// you’re reading...


Voices Plus – tips for writers

Speaking of travel, recently I took a drive up to the Sunshine Coast, about an hour's drive north of my home in Brisbane, to visit a small literary festival. Voices Plus was a one day literary festival at the University of the Sunshine Coast, Australia. I picked up some good advice for people interested in writing, plus some good reading tips, of course.

Every time I drive north along the Bruce Highway to the Sunshine Coast, about once a year I suppose, it seems like there’s less and less bushland and farmland along the way, and more residential and other developments.
I liked the way the University of the Sunshine Coast was near bushland, and it was nice to glance out the window during one of the seminars at the festival and see a couple of kangaroos making themselves at home on the campus.
I gathered many tips about writing at this festival, and I’ll just lay a few of them out.
I managed to ask all the speakers I saw what their favorite books were, too, so their reading suggestions are in here as well. Here goes.
The first session I attended was called “Where Do Stories Come From?”
If you’re a budding novelist, your first instinct might be to write about your own life, but there are other options.
Nerida Newton wrote a historical novel called The Lambing Flat, which involved research into Lambing Flat riots, when European-Australian diggers (fossickers and miners on the gold fields) attacked Chinese miners in 1860-61.
This was on the South-West New South Wales gold fields at Lambing Flat (currently called Young).
Also Ms Newton traveled to a cattle property in Central Queensland where one of the characters lived in her novel. Traveling to Clermont, Central Queensland, was necessary because, as fellow speaker and author Richard Yaxley said, “There is no such thing as a little detail.”

Ms Newton said that once a reader realised a detail was wrong they stopped believing in the story.
The landscape at Clermont hadn’t changed much since the days of early European settlement, so this aided Ms Newton in writing about those times.
And Ms Newton did oral research, talking to many locals in the area and getting stories, for example about a flood in which a piano ended up in a tree and stayed there for many years.
To research the Lambing Flat, New South Wales, scenes Ms Newton read a lot of letters and diaries from witnesses to the massacre of the Chinese fossickers at Lambing Flat.

Ms Newton noted the difference between their descriptions of the purple Chinese corpses, and official reports which she said only mentioned the death of one man, a European.
Ms Newton said that from all this research she selected “kernels” that struck her in some way, and made scenes of them.
She wrote the scenes depending on how she felt that day, she said.
She wrote the end before she wrote the majority of the story.
The story was written in chunks.
Once you had worked out the motivation and the core emotion of characters the story worked itself out as it moved toward that final scene, she said.
The plot would suggest itself from the characters’ ideas.
“It’s really about emotion,” she said.

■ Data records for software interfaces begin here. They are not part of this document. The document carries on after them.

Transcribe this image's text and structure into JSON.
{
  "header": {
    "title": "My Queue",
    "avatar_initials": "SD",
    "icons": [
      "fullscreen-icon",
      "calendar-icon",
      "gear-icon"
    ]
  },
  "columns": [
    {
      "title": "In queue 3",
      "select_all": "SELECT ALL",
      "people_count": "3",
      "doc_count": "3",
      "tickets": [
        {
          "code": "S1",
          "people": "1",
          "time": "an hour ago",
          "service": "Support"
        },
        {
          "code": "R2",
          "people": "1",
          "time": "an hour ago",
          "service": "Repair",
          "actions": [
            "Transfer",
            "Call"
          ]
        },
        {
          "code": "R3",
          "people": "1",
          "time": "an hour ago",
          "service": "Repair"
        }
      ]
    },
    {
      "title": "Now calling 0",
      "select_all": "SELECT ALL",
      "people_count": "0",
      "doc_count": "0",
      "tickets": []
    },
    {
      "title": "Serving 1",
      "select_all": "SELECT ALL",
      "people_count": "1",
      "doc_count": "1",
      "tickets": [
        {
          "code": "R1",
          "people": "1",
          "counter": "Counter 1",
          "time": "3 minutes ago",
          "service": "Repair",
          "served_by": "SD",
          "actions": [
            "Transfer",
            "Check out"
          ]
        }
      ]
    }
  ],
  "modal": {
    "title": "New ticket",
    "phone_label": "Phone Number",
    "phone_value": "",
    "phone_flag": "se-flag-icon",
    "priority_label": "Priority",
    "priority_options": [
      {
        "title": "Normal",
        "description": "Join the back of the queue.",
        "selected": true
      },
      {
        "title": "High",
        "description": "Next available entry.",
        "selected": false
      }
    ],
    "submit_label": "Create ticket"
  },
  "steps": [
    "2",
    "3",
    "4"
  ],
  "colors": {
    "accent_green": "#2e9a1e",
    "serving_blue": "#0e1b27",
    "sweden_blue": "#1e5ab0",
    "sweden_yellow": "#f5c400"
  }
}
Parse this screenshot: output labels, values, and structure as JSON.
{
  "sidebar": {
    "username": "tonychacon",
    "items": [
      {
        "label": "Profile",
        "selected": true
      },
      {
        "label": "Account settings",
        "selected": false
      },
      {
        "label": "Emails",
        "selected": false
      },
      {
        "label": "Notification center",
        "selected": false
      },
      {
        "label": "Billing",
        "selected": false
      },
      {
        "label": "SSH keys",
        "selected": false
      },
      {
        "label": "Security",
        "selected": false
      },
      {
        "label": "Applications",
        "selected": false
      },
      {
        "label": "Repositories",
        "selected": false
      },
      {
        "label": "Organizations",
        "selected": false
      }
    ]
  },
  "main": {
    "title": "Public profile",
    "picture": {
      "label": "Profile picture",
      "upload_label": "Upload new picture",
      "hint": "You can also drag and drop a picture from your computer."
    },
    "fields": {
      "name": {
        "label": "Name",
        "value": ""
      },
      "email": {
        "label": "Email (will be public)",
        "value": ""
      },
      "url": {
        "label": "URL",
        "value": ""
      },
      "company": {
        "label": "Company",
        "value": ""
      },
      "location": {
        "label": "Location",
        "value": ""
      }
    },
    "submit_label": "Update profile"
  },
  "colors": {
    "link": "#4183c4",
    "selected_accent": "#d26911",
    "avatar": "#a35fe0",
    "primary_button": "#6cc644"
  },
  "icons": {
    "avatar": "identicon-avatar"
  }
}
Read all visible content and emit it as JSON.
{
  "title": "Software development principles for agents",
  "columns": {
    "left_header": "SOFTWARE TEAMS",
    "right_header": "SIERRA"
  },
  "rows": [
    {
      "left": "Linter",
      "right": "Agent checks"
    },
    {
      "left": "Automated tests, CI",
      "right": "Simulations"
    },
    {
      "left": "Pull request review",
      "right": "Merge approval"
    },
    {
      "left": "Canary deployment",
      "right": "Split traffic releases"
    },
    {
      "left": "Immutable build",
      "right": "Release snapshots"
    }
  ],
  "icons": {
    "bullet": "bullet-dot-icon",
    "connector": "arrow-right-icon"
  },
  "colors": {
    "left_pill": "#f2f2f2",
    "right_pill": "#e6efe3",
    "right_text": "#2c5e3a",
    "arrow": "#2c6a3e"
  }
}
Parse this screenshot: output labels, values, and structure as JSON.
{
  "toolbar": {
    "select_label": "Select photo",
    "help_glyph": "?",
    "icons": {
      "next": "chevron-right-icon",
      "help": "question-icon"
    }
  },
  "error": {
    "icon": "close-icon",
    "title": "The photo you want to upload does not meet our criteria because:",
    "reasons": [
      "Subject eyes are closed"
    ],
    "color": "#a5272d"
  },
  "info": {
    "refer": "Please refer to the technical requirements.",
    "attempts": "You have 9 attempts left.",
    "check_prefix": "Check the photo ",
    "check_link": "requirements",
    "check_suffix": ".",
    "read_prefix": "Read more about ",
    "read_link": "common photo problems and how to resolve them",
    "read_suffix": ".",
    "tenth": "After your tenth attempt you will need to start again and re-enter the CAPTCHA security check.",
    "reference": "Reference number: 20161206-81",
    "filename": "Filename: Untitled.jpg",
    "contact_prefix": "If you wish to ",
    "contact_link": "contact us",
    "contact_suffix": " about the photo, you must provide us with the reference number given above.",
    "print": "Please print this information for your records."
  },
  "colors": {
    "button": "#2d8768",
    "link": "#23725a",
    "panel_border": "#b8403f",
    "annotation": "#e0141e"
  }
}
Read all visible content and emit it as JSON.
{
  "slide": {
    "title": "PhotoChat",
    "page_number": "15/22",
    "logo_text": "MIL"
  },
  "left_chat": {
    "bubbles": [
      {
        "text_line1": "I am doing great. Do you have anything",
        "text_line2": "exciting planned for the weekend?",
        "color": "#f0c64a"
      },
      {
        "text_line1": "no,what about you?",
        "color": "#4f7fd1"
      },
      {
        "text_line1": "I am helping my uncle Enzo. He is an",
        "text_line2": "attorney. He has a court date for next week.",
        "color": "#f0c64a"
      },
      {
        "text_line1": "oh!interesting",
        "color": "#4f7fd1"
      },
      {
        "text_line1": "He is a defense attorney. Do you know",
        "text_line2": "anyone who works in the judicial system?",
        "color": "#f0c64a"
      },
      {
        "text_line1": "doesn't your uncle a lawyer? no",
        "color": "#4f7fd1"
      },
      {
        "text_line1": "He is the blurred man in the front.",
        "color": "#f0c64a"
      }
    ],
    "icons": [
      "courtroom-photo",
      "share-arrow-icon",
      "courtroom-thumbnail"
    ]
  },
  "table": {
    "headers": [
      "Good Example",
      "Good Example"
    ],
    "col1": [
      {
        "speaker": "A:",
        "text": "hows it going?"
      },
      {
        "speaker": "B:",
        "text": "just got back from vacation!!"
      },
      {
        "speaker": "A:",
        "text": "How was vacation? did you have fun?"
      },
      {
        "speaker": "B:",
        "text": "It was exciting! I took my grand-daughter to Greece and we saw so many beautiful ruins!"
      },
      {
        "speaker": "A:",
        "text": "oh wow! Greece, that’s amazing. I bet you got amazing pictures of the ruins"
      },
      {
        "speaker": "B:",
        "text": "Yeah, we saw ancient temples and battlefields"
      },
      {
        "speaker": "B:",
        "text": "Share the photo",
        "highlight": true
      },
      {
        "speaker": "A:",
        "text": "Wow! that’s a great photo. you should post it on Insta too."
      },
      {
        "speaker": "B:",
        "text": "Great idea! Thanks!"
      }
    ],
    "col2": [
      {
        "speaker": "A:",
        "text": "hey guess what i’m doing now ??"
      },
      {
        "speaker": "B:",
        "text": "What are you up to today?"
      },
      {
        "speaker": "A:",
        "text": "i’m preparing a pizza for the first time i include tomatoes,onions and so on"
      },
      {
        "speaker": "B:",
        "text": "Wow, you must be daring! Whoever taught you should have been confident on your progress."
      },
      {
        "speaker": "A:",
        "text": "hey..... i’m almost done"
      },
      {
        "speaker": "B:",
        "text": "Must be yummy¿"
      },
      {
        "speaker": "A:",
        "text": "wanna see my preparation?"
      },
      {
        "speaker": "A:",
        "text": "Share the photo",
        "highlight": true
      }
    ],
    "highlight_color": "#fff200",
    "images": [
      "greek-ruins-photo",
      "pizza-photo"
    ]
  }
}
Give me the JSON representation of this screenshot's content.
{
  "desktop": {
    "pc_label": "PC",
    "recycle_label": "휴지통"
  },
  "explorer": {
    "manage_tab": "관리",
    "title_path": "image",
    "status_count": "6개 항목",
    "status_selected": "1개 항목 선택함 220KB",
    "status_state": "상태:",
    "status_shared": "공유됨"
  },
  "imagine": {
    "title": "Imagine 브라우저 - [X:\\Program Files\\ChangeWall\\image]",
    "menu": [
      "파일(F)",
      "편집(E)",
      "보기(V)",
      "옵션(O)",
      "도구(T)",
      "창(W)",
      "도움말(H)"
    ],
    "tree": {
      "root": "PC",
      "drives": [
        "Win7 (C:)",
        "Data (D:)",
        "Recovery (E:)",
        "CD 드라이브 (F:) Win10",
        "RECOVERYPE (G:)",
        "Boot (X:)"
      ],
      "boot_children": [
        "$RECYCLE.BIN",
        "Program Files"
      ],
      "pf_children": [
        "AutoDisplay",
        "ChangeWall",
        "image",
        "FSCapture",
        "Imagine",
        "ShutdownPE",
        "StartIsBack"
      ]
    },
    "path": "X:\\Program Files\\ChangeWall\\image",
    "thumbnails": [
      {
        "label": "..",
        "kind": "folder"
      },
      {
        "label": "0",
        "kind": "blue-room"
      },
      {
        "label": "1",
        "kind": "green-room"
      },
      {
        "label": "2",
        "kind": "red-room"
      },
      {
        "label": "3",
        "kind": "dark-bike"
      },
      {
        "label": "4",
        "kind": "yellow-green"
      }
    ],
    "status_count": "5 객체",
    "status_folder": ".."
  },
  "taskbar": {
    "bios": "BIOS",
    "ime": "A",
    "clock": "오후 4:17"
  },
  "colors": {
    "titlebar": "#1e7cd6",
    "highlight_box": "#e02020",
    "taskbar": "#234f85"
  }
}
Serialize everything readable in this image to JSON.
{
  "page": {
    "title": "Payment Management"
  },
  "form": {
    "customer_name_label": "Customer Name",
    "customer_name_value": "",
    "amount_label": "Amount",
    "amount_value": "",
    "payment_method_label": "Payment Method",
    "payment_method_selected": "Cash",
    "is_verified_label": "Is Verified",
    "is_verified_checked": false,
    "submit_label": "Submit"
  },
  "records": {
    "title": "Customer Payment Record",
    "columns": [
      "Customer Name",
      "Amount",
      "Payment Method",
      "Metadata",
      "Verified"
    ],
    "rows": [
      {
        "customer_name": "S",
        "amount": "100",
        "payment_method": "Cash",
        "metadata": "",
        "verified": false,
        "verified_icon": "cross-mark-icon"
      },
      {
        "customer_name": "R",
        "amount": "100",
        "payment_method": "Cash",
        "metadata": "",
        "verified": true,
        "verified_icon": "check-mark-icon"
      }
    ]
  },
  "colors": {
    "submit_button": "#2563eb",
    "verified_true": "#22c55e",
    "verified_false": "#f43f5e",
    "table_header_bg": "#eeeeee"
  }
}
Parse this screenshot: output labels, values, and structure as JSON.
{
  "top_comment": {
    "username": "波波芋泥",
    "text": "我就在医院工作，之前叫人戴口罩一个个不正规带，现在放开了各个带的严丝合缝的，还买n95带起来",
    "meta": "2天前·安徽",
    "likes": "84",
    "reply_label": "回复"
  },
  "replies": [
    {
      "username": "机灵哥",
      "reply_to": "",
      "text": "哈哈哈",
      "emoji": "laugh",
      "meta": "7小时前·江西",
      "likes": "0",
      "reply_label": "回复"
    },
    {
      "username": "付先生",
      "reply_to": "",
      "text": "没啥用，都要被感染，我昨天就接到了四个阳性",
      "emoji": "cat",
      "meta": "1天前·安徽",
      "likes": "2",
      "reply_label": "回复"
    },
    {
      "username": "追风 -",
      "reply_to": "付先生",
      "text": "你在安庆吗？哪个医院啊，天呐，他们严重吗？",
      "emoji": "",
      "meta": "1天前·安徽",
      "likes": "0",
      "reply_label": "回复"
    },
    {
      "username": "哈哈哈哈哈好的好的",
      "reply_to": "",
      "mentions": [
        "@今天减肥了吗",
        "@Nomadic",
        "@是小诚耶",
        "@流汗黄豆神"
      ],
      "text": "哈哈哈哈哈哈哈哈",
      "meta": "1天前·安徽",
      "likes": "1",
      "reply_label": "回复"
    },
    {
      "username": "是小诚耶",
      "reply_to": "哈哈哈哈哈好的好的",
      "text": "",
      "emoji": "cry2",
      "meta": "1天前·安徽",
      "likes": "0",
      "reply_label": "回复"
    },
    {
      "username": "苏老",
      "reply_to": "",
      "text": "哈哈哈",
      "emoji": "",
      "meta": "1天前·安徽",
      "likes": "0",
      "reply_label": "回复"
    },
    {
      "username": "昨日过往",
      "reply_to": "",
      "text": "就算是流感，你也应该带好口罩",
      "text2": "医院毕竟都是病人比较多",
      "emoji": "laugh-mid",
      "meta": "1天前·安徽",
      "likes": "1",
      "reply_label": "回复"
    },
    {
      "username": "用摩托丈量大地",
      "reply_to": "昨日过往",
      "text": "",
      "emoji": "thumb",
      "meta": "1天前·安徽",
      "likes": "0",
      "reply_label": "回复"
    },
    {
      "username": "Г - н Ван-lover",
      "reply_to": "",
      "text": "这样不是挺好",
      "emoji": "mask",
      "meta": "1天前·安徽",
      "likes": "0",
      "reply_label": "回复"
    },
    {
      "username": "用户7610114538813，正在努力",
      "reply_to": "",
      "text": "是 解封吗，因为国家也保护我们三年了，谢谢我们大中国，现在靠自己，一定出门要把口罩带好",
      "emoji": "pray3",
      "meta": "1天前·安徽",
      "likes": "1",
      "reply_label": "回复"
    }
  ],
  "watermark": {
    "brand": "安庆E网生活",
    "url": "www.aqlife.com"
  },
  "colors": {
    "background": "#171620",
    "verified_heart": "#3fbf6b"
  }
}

She didn’t set out to educate, but to write passionately about the story.
Nerida Newton liked the works of John Steinbeck and Raymond Carver; The Life of Pi, because there wasn’t enough philosophizing in novels these days; and Vernon God Little, because it had a very good narrator.

Richard Yaxley (The Rose Leopard) came up with stories by having a trigger in his life that started his imagination working.
For example, in his novel The Rose Leopard he had a character who cut her hand on some shears, which led to an infection and her death.
Mr Yaxley said this wasn’t from his own experience but from an emotion he felt when a friend died.
Then he researched things like infection and made up the story of the male protagonist struggling to find a way to deal with the death of his wife: the character comes up with the fable of the Rose Leopard to tell his children.
Other triggers for stories included things like a green toy from his home.
In Richard Yaxley’s short story, The Green Toy, he took a green toy as a starting point and developed it into a a symbol of a disintegrating marriage.
He agreed that if you had the final scene worked out in your mind, then you could find your way there and the plot would almost take care of itself. He said he’d been let down by books where there hadn’t been a good ending, and that having that final scene worked out from the beginning was important in his writing. “If you haven’t got the end in mind you haven’t got the story,” he said.
As far as favorite books went: “I loved and continue to love The Great Gatsby,” he said. He,also, liked Raymond Carver, and The Curious Incident of the Dog in the Night-Time by Mark Hadden because of the way the author captured the voice of the narrator with Aspergers Syndrome.